- _Prompt_: Give the entries again exactly as they appear, but without the images.

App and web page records
******************************

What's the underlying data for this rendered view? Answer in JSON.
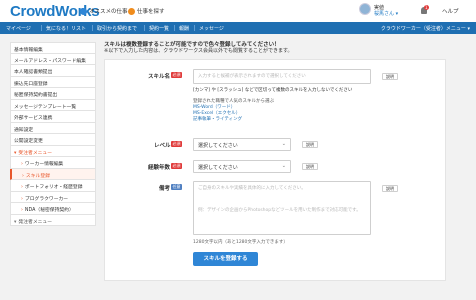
{
  "header": {
    "logo": "CrowdWorks",
    "links": [
      {
        "label": "オススメの仕事",
        "color": "#2f86d6"
      },
      {
        "label": "仕事を探す",
        "color": "#f08c1c"
      }
    ],
    "user": {
      "name": "実値",
      "honorific": "桜馬さん ▾"
    },
    "help": "ヘルプ",
    "notification_count": "1"
  },
  "nav": {
    "items": [
      "マイページ",
      "気になる！リスト",
      "取引から契約まで",
      "契約一覧",
      "報酬",
      "メッセージ"
    ],
    "right": "クラウドワーカー（受注者）メニュー ▾"
  },
  "sidebar": {
    "items": [
      {
        "label": "基本情報編集",
        "type": "normal"
      },
      {
        "label": "メールアドレス・パスワード編集",
        "type": "normal"
      },
      {
        "label": "本人確認書類提出",
        "type": "normal"
      },
      {
        "label": "振込先口座登録",
        "type": "normal"
      },
      {
        "label": "秘匿保持契約書提出",
        "type": "normal"
      },
      {
        "label": "メッセージテンプレート一覧",
        "type": "normal"
      },
      {
        "label": "外部サービス連携",
        "type": "normal"
      },
      {
        "label": "通知設定",
        "type": "normal"
      },
      {
        "label": "公開設定変更",
        "type": "normal"
      },
      {
        "label": "受注者メニュー",
        "type": "group"
      },
      {
        "label": "ワーカー情報編集",
        "type": "sub"
      },
      {
        "label": "スキル登録",
        "type": "active"
      },
      {
        "label": "ポートフォリオ・経歴登録",
        "type": "sub"
      },
      {
        "label": "プログラクワーカー",
        "type": "sub"
      },
      {
        "label": "NDA（秘密保持契約）",
        "type": "sub"
      },
      {
        "label": "発注者メニュー",
        "type": "group"
      }
    ]
  },
  "notice": {
    "title": "スキルは複数登録することが可能ですので色々登録してみてください！",
    "sub": "※以下で入力した内容は、クラウドワークス会員以外でも閲覧することができます。"
  },
  "form": {
    "required_tag": "必須",
    "optional_tag": "任意",
    "skill": {
      "label": "スキル名",
      "placeholder": "入力すると候補が表示されますので選択してください",
      "hint": "[カンマ] や [スラッシュ] などで区切って複数のスキルを入力しないでください",
      "popular_title": "登録された職種で人気のスキルから選ぶ",
      "popular": [
        "MS-Word（ワード）",
        "MS-Excel（エクセル）",
        "記事執筆・ライティング"
      ],
      "small_btn": "説明"
    },
    "level": {
      "label": "レベル",
      "value": "選択してください",
      "small_btn": "説明"
    },
    "experience": {
      "label": "経験年数",
      "value": "選択してください",
      "small_btn": "説明"
    },
    "remarks": {
      "label": "備考",
      "placeholder_line1": "ご自身のスキルや実績を具体的に入力してください。",
      "placeholder_line2": "例：デザインの企画からPhotoshopなどツールを用いた制作まで対応可能です。",
      "counter": "1280文字以内（あと1280文字入力できます）",
      "small_btn": "説明"
    },
    "submit": "スキルを登録する"
  }
}
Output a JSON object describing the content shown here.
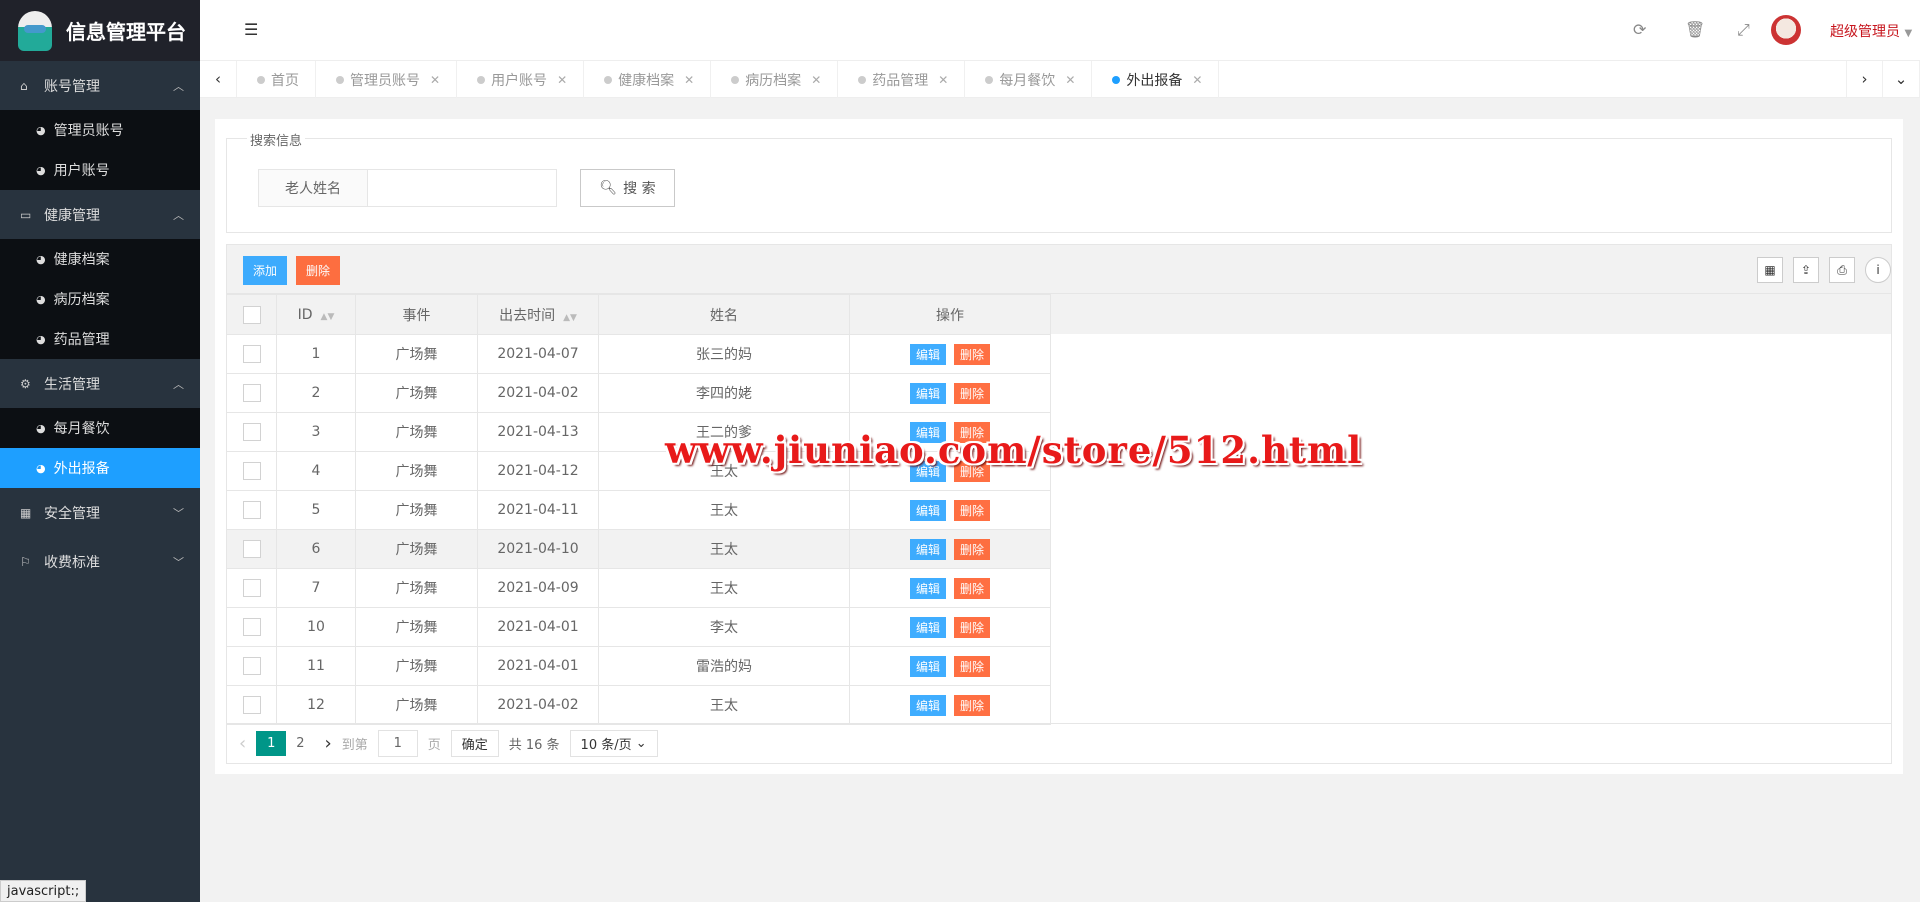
{
  "app": {
    "title": "信息管理平台"
  },
  "sidebar": {
    "groups": [
      {
        "label": "账号管理",
        "icon": "home-icon",
        "items": [
          "管理员账号",
          "用户账号"
        ]
      },
      {
        "label": "健康管理",
        "icon": "window-icon",
        "items": [
          "健康档案",
          "病历档案",
          "药品管理"
        ]
      },
      {
        "label": "生活管理",
        "icon": "gears-icon",
        "items": [
          "每月餐饮",
          "外出报备"
        ]
      },
      {
        "label": "安全管理",
        "icon": "calendar-icon",
        "items": []
      },
      {
        "label": "收费标准",
        "icon": "flag-icon",
        "items": []
      }
    ],
    "active": "外出报备"
  },
  "header": {
    "user": "超级管理员"
  },
  "tabs": [
    {
      "label": "首页"
    },
    {
      "label": "管理员账号"
    },
    {
      "label": "用户账号"
    },
    {
      "label": "健康档案"
    },
    {
      "label": "病历档案"
    },
    {
      "label": "药品管理"
    },
    {
      "label": "每月餐饮"
    },
    {
      "label": "外出报备"
    }
  ],
  "search": {
    "legend": "搜索信息",
    "label": "老人姓名",
    "value": "",
    "button": "搜 索"
  },
  "toolbar": {
    "add": "添加",
    "delete": "删除"
  },
  "table": {
    "columns": [
      "ID",
      "事件",
      "出去时间",
      "姓名",
      "操作"
    ],
    "edit": "编辑",
    "del": "删除",
    "rows": [
      [
        "1",
        "广场舞",
        "2021-04-07",
        "张三的妈"
      ],
      [
        "2",
        "广场舞",
        "2021-04-02",
        "李四的姥"
      ],
      [
        "3",
        "广场舞",
        "2021-04-13",
        "王二的爹"
      ],
      [
        "4",
        "广场舞",
        "2021-04-12",
        "王太"
      ],
      [
        "5",
        "广场舞",
        "2021-04-11",
        "王太"
      ],
      [
        "6",
        "广场舞",
        "2021-04-10",
        "王太"
      ],
      [
        "7",
        "广场舞",
        "2021-04-09",
        "王太"
      ],
      [
        "10",
        "广场舞",
        "2021-04-01",
        "李太"
      ],
      [
        "11",
        "广场舞",
        "2021-04-01",
        "雷浩的妈"
      ],
      [
        "12",
        "广场舞",
        "2021-04-02",
        "王太"
      ]
    ]
  },
  "pagination": {
    "current": "1",
    "next_page": "2",
    "goto": "到第",
    "page_input": "1",
    "page_unit": "页",
    "confirm": "确定",
    "total": "共 16 条",
    "per_page": "10 条/页"
  },
  "watermark": "www.jiuniao.com/store/512.html",
  "statusbar": "javascript:;"
}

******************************

- _Completed task_:
What's the underlying data for this rendered view? Answer in JSON.
{
  "header": {
    "logo": "CrowdWorks",
    "links": [
      {
        "label": "オススメの仕事",
        "color": "#2f86d6"
      },
      {
        "label": "仕事を探す",
        "color": "#f08c1c"
      }
    ],
    "user": {
      "name": "実値",
      "honorific": "桜馬さん ▾"
    },
    "help": "ヘルプ",
    "notification_count": "1"
  },
  "nav": {
    "items": [
      "マイページ",
      "気になる！リスト",
      "取引から契約まで",
      "契約一覧",
      "報酬",
      "メッセージ"
    ],
    "right": "クラウドワーカー（受注者）メニュー ▾"
  },
  "sidebar": {
    "items": [
      {
        "label": "基本情報編集",
        "type": "normal"
      },
      {
        "label": "メールアドレス・パスワード編集",
        "type": "normal"
      },
      {
        "label": "本人確認書類提出",
        "type": "normal"
      },
      {
        "label": "振込先口座登録",
        "type": "normal"
      },
      {
        "label": "秘匿保持契約書提出",
        "type": "normal"
      },
      {
        "label": "メッセージテンプレート一覧",
        "type": "normal"
      },
      {
        "label": "外部サービス連携",
        "type": "normal"
      },
      {
        "label": "通知設定",
        "type": "normal"
      },
      {
        "label": "公開設定変更",
        "type": "normal"
      },
      {
        "label": "受注者メニュー",
        "type": "group"
      },
      {
        "label": "ワーカー情報編集",
        "type": "sub"
      },
      {
        "label": "スキル登録",
        "type": "active"
      },
      {
        "label": "ポートフォリオ・経歴登録",
        "type": "sub"
      },
      {
        "label": "プログラクワーカー",
        "type": "sub"
      },
      {
        "label": "NDA（秘密保持契約）",
        "type": "sub"
      },
      {
        "label": "発注者メニュー",
        "type": "group"
      }
    ]
  },
  "notice": {
    "title": "スキルは複数登録することが可能ですので色々登録してみてください！",
    "sub": "※以下で入力した内容は、クラウドワークス会員以外でも閲覧することができます。"
  },
  "form": {
    "required_tag": "必須",
    "optional_tag": "任意",
    "skill": {
      "label": "スキル名",
      "placeholder": "入力すると候補が表示されますので選択してください",
      "hint": "[カンマ] や [スラッシュ] などで区切って複数のスキルを入力しないでください",
      "popular_title": "登録された職種で人気のスキルから選ぶ",
      "popular": [
        "MS-Word（ワード）",
        "MS-Excel（エクセル）",
        "記事執筆・ライティング"
      ],
      "small_btn": "説明"
    },
    "level": {
      "label": "レベル",
      "value": "選択してください",
      "small_btn": "説明"
    },
    "experience": {
      "label": "経験年数",
      "value": "選択してください",
      "small_btn": "説明"
    },
    "remarks": {
      "label": "備考",
      "placeholder_line1": "ご自身のスキルや実績を具体的に入力してください。",
      "placeholder_line2": "例：デザインの企画からPhotoshopなどツールを用いた制作まで対応可能です。",
      "counter": "1280文字以内（あと1280文字入力できます）",
      "small_btn": "説明"
    },
    "submit": "スキルを登録する"
  }
}
Output a JSON object describing the content shown here.
{
  "app": {
    "title": "信息管理平台"
  },
  "sidebar": {
    "groups": [
      {
        "label": "账号管理",
        "icon": "home-icon",
        "items": [
          "管理员账号",
          "用户账号"
        ]
      },
      {
        "label": "健康管理",
        "icon": "window-icon",
        "items": [
          "健康档案",
          "病历档案",
          "药品管理"
        ]
      },
      {
        "label": "生活管理",
        "icon": "gears-icon",
        "items": [
          "每月餐饮",
          "外出报备"
        ]
      },
      {
        "label": "安全管理",
        "icon": "calendar-icon",
        "items": []
      },
      {
        "label": "收费标准",
        "icon": "flag-icon",
        "items": []
      }
    ],
    "active": "外出报备"
  },
  "header": {
    "user": "超级管理员"
  },
  "tabs": [
    {
      "label": "首页"
    },
    {
      "label": "管理员账号"
    },
    {
      "label": "用户账号"
    },
    {
      "label": "健康档案"
    },
    {
      "label": "病历档案"
    },
    {
      "label": "药品管理"
    },
    {
      "label": "每月餐饮"
    },
    {
      "label": "外出报备"
    }
  ],
  "search": {
    "legend": "搜索信息",
    "label": "老人姓名",
    "value": "",
    "button": "搜 索"
  },
  "toolbar": {
    "add": "添加",
    "delete": "删除"
  },
  "table": {
    "columns": [
      "ID",
      "事件",
      "出去时间",
      "姓名",
      "操作"
    ],
    "edit": "编辑",
    "del": "删除",
    "rows": [
      [
        "1",
        "广场舞",
        "2021-04-07",
        "张三的妈"
      ],
      [
        "2",
        "广场舞",
        "2021-04-02",
        "李四的姥"
      ],
      [
        "3",
        "广场舞",
        "2021-04-13",
        "王二的爹"
      ],
      [
        "4",
        "广场舞",
        "2021-04-12",
        "王太"
      ],
      [
        "5",
        "广场舞",
        "2021-04-11",
        "王太"
      ],
      [
        "6",
        "广场舞",
        "2021-04-10",
        "王太"
      ],
      [
        "7",
        "广场舞",
        "2021-04-09",
        "王太"
      ],
      [
        "10",
        "广场舞",
        "2021-04-01",
        "李太"
      ],
      [
        "11",
        "广场舞",
        "2021-04-01",
        "雷浩的妈"
      ],
      [
        "12",
        "广场舞",
        "2021-04-02",
        "王太"
      ]
    ]
  },
  "pagination": {
    "current": "1",
    "next_page": "2",
    "goto": "到第",
    "page_input": "1",
    "page_unit": "页",
    "confirm": "确定",
    "total": "共 16 条",
    "per_page": "10 条/页"
  },
  "watermark": "www.jiuniao.com/store/512.html",
  "statusbar": "javascript:;"
}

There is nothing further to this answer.